Today’s plan was to follow the GR footpath to Guines, a breathtaking 26Km. My head and body were keen but my feet overruled and instead we walked along a little road which reduced the distance to 17Km. It was the 2nd side of an isosceles triangle which brought us almost back to Calais.
We enjoyed our first French breakfast of the journey. A tray arrived in our room containing a basket of the most delicious bread, butter and jams plus a croissant with a pot of steaming hot coffee.
After that, nurse Marie took a deep breath and tackled my feet. The left foot is not too bad at all. The remnants of a blister were dealt with by applying a wet wipe, a dry wipe and a little bandage. My right foot is putting up the fight. Lots of broken skin, a swollen toe, a couple of young vigorous blisters and a general smell of decay. Marie got to work with her medical equipment getting everything ready for our little walk today. She has phoned ahead to her cousin who is a foot specialist and is now on standby when we reach their home on Monday. My appointment is at 17.30.
Walking along the road does offer some advantages. We saw a bit of village life and stopped at a cafe. I ordered une grande tasse du cafe au lait but the cafe owner pretended not to understand and reached for an aerosol of whipped cream in the fridge. He wouldn’t take non for an answer and Claude had to come to my help. Perhaps I got the gender of the cup wrong?
A truck swung off the road into a farmyard as we approached. Claude recognised the vehicle as a kind of hearse for dead animals. I’d not really considered this problem but it reminded me of a scene in Animal Farm when one of the animals falls out of favour.
The countryside is full of surprises; it’s one of the reasons I love walking these pilgrimages. We came across a field of beautiful tiny flowers of the most delicate blue that you might find in a Laura Ashley catalogue. The flowers were swaying around in the breeze. I was mesmerised and made a short video. Claude told me it was linen. I’d never thought about the origin of linen before. You’d imagine mills populated with thousands of linen worms all over Flanders but no: linen grows in fields…
We also passed a very high tech kiosk dispensing potatoes and eggs. It protects the food from ravaging animals and the money from ravaging humans.

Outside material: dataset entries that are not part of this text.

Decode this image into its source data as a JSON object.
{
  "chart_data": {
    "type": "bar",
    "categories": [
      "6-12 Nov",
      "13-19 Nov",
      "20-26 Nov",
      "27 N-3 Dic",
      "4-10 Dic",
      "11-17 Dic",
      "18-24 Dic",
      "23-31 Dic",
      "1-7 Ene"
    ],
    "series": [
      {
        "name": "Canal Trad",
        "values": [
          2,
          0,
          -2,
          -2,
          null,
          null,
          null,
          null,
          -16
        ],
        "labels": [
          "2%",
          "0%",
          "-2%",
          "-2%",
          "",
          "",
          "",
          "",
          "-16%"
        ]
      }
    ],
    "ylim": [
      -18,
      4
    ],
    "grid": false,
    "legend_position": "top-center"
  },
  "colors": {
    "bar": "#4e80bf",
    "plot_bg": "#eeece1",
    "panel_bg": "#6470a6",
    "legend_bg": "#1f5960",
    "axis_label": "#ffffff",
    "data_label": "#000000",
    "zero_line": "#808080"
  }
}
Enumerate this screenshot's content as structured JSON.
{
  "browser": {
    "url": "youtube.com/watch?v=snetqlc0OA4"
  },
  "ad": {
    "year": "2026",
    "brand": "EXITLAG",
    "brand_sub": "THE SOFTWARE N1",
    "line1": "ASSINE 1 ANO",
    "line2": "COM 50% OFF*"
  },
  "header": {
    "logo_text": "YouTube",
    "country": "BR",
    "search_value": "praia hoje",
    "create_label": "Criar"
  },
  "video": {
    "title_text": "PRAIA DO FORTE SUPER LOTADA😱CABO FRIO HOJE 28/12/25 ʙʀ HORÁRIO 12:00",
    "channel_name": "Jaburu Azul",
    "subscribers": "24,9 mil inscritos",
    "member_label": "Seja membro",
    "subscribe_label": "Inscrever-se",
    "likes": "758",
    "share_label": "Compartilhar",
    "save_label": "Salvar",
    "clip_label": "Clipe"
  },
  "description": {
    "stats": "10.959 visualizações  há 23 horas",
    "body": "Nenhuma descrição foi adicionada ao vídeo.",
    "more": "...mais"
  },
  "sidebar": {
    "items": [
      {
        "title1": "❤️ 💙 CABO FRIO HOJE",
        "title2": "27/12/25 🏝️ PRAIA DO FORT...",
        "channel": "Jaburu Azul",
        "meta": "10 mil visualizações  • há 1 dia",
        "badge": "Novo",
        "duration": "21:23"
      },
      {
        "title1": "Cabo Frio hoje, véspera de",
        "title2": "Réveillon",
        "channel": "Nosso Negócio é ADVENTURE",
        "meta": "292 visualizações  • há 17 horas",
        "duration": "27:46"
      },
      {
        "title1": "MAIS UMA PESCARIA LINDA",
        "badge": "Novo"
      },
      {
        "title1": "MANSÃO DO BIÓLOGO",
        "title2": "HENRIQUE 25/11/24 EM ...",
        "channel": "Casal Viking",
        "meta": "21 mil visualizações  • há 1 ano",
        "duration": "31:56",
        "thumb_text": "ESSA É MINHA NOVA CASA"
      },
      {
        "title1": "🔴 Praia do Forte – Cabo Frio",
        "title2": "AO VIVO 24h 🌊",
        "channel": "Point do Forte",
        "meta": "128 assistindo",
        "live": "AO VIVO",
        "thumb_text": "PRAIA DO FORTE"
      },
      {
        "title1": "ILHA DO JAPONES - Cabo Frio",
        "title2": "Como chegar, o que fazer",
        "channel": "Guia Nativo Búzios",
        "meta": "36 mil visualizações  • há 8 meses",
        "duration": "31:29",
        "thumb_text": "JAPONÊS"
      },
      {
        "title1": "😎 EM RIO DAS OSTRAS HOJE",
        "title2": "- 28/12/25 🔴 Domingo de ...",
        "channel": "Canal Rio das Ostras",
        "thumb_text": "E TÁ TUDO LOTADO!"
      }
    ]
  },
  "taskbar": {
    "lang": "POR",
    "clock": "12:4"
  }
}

Our hotel in Guines, the Auberge du Colombier is pleasant, the restaurant is superb. And as you’d imagine, the car park is full of British cars. After a long journey, this is as far as you’d want to drive.